The best way to counter such an offense, however, is to keep it off the field. That responsibility falls on the shoulders of Todd Gurley and Keith Marshall. With an offensive line that returns all five starters, Gurley and Marshall must control the time of possession by churning out first downs and limiting the number of plays Clemson can run, minimizing the potential disadvantage that a green defense might create.
Radi Nabulsi: My biggest question for that game has not changed.
While Georgia fans have become spoiled with great kickers and every point will be needed in the contest against Clemson, the idea of losing Morgan isn’t as bad as losing Harvey-Clemons.
Even before it was announced that Harvey-Clemons would be out for the Clemson game, I thought the biggest area of concern was the safeties.
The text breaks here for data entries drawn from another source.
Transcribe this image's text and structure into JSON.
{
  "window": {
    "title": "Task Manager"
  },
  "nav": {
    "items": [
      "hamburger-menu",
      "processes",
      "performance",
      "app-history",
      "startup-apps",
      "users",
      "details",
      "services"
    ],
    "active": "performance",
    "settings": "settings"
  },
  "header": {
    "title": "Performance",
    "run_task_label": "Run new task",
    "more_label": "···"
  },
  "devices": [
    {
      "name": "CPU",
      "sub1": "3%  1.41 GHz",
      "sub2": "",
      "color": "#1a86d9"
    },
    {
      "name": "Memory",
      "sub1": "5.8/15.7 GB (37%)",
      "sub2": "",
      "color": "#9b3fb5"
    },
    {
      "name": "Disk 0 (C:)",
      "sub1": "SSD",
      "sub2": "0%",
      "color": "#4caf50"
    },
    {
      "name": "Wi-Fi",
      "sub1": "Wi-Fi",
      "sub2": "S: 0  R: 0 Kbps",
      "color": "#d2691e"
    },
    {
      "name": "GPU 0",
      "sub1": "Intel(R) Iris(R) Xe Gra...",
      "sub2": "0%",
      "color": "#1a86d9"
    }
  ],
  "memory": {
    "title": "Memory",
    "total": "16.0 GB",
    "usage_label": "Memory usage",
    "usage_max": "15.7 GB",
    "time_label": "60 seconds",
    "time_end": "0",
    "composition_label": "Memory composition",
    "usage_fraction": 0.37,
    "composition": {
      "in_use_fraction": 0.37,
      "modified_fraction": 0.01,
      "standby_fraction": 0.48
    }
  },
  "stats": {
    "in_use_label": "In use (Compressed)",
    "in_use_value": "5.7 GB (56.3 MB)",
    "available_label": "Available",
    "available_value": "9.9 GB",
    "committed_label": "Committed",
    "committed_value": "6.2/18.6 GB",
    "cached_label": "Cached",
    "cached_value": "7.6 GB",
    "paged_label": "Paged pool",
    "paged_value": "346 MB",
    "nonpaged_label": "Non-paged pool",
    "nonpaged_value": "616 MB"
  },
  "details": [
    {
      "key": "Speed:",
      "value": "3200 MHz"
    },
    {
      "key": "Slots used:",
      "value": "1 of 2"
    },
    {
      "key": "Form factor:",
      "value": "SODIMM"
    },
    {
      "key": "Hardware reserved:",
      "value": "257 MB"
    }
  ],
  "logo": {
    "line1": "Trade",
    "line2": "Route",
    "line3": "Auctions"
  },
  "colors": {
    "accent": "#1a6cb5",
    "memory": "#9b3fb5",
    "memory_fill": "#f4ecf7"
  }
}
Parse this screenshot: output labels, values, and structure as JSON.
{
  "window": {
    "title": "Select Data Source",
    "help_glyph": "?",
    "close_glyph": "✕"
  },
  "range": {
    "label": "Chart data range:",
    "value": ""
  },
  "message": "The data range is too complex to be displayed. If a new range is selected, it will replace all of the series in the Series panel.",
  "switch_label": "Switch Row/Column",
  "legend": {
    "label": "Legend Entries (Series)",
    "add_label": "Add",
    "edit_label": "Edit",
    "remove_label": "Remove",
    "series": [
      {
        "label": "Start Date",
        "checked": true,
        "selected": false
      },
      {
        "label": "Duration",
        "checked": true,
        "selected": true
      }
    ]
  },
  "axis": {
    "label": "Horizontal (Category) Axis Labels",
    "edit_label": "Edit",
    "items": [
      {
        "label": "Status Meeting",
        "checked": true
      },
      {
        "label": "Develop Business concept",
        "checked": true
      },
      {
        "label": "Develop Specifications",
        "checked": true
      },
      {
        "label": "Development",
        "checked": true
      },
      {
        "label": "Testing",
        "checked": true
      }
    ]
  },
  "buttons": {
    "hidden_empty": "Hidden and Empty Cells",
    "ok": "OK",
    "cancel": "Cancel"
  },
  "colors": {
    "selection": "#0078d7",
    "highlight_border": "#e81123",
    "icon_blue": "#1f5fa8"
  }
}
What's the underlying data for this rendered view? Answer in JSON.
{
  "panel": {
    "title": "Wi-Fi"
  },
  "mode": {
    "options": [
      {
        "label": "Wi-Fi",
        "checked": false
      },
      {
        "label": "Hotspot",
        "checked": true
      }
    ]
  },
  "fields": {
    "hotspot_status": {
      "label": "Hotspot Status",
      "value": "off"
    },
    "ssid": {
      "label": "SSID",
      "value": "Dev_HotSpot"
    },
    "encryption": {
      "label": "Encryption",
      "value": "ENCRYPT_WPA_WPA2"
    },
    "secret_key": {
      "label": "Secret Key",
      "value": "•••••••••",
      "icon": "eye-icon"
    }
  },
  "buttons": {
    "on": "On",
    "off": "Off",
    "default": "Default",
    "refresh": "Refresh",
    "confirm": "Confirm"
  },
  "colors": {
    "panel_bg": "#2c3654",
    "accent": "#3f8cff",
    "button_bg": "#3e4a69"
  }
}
It is a critical position against a quick-strike, offensive juggernaut such as the Tigers.
The Georgia defense is rebuilding, but there are some key leaders returning who can provide direction and on-field adjustments. On the line there is Garrison Smith. Swann will anchor the cornerbacks. The inside linebackers will have Amarlo Herrera and the outside linebackers can look to Jordan Jenkins to lock down one side. But there is no returning safety with a lot of experience. These are the guys who have to make quick adjustments, think on their feet and be the last line of defense -- or the first if Todd Grantham dials it up that way. That bodes ill against Boyd and Watkins. The loss of Harvey-Clemons only exacerbates the problem.
David Ching: This doesn’t have anything to do with suspensions, but I’ll switch it up here and say that I think Georgia’s defensive front seven is still a big question for the opener.
We’ve paid plenty of attention to the absences at the back end of the defense, but Georgia will also be missing Jarvis Jones, Alec Ogletree and John Jenkins -- two NFL first-round picks and a third-rounder -- plus Cornelius Washington, Abry Jones, Kwame Geathers, Christian Robinson and Michael Gilliard out of last season’s front seven.
Georgia has talent up front, but it’s a completely unproven bunch. If they struggle to hem in Boyd -- keep in mind how South Carolina quarterback Connor Shaw ran circles around the Bulldogs’ defense as the Gamecocks built a huge early lead last season -- it will make life much more difficult for the new guys in the secondary.
We also posed the question to the readers on our message board, The Pound. Here is a sampling of their responses:
Thomas64255: “Definitely the defensive secondary. You know Clemson will try to exploit the defensive backfield. However, I believe we will rise to the occasion and successfully defend against the pass.”
bigbeast40: “I would say the defensive line. It will have a different identity than it did last year since we had a lot of beef, but now we have smaller, more athletic guys so there is question to whether they can hold up against teams’ offensive lines. It is crucial we control the line of scrimmage and make Boyd uncomfortable that first game because that will go a long way for our secondary.”
Tyhembree: “Special teams. With the likely suspension of Marshall Morgan, the kicking game will be up in the air. Field goals are one thing, but extra points and kickoff duty are also vital points in the game. Not to mention the numerous fresh faces I anticipate will be on special teams as a whole.”
tancat64: “Offensive line. If we protect [Aaron] Murray and open up holes for our backs, then Clemson will have to rely on luck to stop our offense. If they’re on early, it could spell trouble for Clemson late.”
Darryl8223: “Pass rush. Best antidote for an inexperienced secondary is to put Boyd on his backside. Also need the inside push to limit his avenues of escape. No longer have Jarvis to handle the hectoring of quarterbacks. Jenkins looks like the guy, but a group effort is going to be needed.”